In statistics, variability, dispersion, and spread are synonyms that denote the width of the distribution. Just as there are multiple measures of central tendency, there are several measures of variability. In this blog post, you’ll learn why understanding the variability of your data is critical. Then, I explore the most common measures of variability—the range, interquartile range, variance, and standard deviation. I’ll help you determine which one is best for your data. [Read more…] about Measures of Variability: Range, Interquartile Range, Variance, and Standard Deviation
A measure of central tendency is a summary statistic that represents the center point or typical value of a dataset. These measures indicate where most values in a distribution fall and are also referred to as the central location of a distribution. You can think of it as the tendency of data to cluster around a middle value. In statistics, the three most common measures of central tendency are the mean, median, and mode. Each of these measures calculates the location of the central point using a different method.
Choosing the best measure of central tendency depends on the type of data you have. In this post, I explore these measures of central tendency, show you how to calculate them, and how to determine which one is best for your data. [Read more…] about Measures of Central Tendency: Mean, Median, and Mode
Descriptive and inferential statistics are two broad categories in the field of statistics. In this blog post, I show you how both types of statistics are important for different purposes. Interestingly, some of the statistical measures are similar, but the goals and methodologies are very different. [Read more…] about Difference between Descriptive and Inferential Statistics
In the field of statistics, data are vital. Data are the information that you collect to learn, draw conclusions, and test hypotheses. After all, statistics is the science of learning from data. However, there are different types of variables, and they record various kinds of information. Crucially, the type of information determines what you can learn from it, and, importantly, what you cannot learn from it. Consequently, it’s essential that you understand the different types of data. [Read more…] about Guide to Data Types and How to Graph Them in Statistics

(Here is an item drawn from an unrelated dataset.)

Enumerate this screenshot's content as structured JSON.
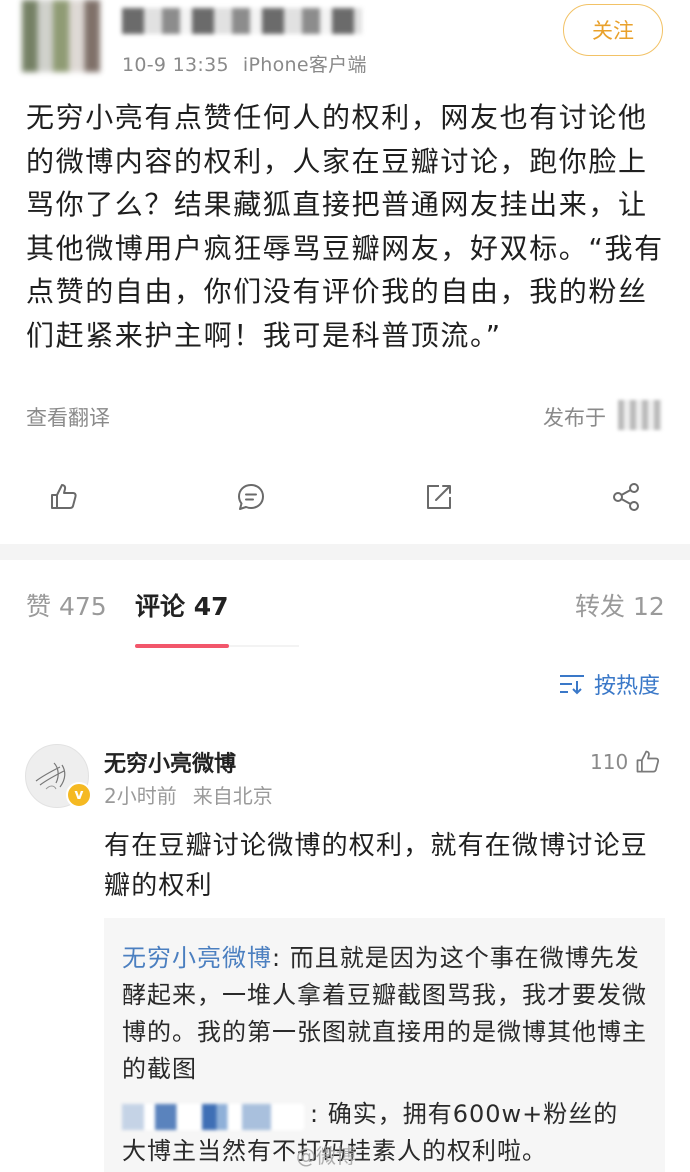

Binary data occur when you can place an observation into only two categories. It tells you that an event occurred or that an item has a particular characteristic. For instance, an inspection process produces binary pass/fail results. Or, when a customer enters a store, there are two possible outcomes—sale or no sale. In this post, I show you how to use the binomial, geometric, negative binomial, and the hypergeometric distributions to glean more information from your binary data. [Read more…] about Maximize the Value of Your Binary Data with the Binomial and Other Probability Distributions
Anecdotal evidence is a story told by individuals. It comes in many forms that can range from product testimonials to word of mouth. It’s often testimony, or a short account, about the truth or effectiveness of a claim. Typically, anecdotal evidence focuses on individual results, is driven by emotion, and presented by individuals who are not subject area experts. [Read more…] about Learn How Anecdotal Evidence Can Trick You!
The field of statistics is the science of learning from data. Statistical knowledge helps you use the proper methods to collect the data, employ the correct analyses, and effectively present the results. Statistics is a crucial process behind how we make discoveries in science, make decisions based on data, and make predictions. Statistics allows you to understand a subject much more deeply. [Read more…] about The Importance of Statistics